> **The task**:
Search the records below for the string "배경음악구매" and copy each line where it turns up.

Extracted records
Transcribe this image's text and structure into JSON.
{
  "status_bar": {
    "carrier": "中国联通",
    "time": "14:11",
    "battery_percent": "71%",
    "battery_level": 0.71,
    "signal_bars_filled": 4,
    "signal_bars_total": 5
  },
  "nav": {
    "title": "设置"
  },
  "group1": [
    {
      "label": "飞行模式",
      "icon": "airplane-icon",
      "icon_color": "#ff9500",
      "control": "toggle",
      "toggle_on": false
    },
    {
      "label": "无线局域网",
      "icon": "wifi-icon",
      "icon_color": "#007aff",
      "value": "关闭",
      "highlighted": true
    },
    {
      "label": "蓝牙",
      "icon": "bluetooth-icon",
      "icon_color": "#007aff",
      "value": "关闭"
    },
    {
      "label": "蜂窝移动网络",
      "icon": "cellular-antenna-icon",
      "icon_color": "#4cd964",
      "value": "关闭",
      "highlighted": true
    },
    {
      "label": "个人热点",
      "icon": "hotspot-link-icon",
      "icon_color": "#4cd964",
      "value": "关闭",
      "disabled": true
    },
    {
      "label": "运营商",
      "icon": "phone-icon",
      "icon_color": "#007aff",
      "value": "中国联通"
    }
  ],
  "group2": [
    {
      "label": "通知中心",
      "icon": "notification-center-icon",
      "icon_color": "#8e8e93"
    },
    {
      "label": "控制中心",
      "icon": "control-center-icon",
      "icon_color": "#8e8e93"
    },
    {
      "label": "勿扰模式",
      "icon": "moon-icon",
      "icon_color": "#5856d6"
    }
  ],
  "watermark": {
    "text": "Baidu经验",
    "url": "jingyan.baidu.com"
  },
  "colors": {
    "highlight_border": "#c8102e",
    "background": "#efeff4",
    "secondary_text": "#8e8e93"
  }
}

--

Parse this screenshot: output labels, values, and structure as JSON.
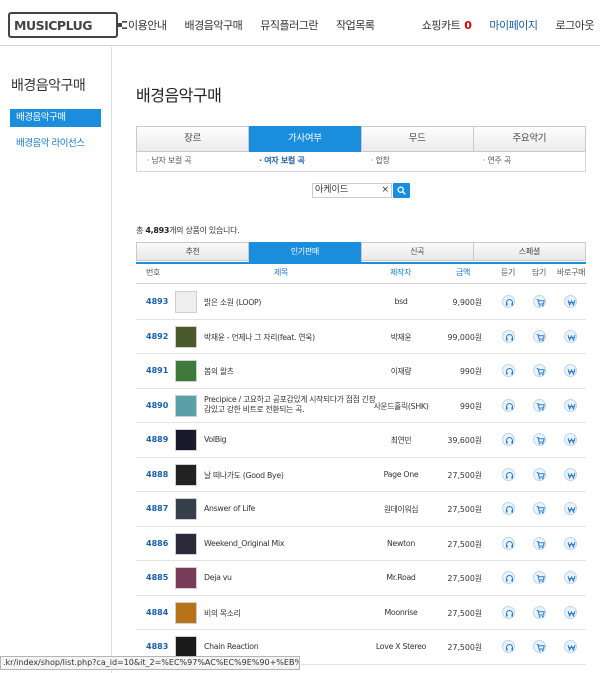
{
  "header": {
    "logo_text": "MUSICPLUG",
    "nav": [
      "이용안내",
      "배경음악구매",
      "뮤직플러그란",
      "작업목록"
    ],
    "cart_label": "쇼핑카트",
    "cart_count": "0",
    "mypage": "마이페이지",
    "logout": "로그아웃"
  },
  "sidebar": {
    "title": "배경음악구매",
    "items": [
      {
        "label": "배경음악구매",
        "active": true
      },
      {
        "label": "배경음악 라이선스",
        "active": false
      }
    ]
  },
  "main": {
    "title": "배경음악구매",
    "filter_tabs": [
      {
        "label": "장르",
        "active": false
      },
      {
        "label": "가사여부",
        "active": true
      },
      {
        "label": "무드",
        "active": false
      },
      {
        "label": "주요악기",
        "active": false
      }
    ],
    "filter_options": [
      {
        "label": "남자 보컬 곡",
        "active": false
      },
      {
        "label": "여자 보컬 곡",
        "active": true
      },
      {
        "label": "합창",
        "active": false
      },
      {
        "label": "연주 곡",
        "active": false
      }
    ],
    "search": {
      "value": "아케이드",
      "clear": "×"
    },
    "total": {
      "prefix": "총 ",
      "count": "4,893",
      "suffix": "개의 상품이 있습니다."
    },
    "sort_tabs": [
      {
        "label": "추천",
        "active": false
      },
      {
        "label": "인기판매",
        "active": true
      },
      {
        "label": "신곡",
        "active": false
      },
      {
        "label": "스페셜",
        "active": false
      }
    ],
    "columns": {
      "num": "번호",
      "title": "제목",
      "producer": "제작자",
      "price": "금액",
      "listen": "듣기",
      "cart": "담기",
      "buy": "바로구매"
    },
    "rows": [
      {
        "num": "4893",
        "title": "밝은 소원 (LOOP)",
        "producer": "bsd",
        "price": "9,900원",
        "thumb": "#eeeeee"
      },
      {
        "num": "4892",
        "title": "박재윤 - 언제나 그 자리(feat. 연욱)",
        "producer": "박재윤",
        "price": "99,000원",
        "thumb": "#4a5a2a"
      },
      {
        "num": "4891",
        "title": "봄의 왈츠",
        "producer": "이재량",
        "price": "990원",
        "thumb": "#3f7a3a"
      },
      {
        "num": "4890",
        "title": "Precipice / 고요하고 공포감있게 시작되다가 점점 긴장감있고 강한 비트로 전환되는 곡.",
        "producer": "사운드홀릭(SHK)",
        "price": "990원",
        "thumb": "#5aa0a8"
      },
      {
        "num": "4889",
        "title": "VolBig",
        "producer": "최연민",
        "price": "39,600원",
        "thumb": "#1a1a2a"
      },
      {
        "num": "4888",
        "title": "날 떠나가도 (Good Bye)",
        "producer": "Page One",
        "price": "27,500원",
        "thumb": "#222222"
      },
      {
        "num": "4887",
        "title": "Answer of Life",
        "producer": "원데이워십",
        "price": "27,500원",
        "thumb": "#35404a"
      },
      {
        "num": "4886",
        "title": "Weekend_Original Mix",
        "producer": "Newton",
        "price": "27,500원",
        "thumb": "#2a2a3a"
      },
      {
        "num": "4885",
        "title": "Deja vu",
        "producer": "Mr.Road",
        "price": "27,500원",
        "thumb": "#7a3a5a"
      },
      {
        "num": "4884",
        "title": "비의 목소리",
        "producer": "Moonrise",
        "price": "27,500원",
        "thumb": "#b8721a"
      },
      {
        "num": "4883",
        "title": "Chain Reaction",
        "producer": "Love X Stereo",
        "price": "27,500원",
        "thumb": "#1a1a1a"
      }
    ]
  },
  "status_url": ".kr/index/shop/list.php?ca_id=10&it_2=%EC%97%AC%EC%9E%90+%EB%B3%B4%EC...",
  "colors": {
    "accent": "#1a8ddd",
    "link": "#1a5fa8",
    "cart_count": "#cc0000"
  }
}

> **Problem solution**:
      "배경음악구매",
    "title": "배경음악구매",
        "label": "배경음악구매",
    "title": "배경음악구매",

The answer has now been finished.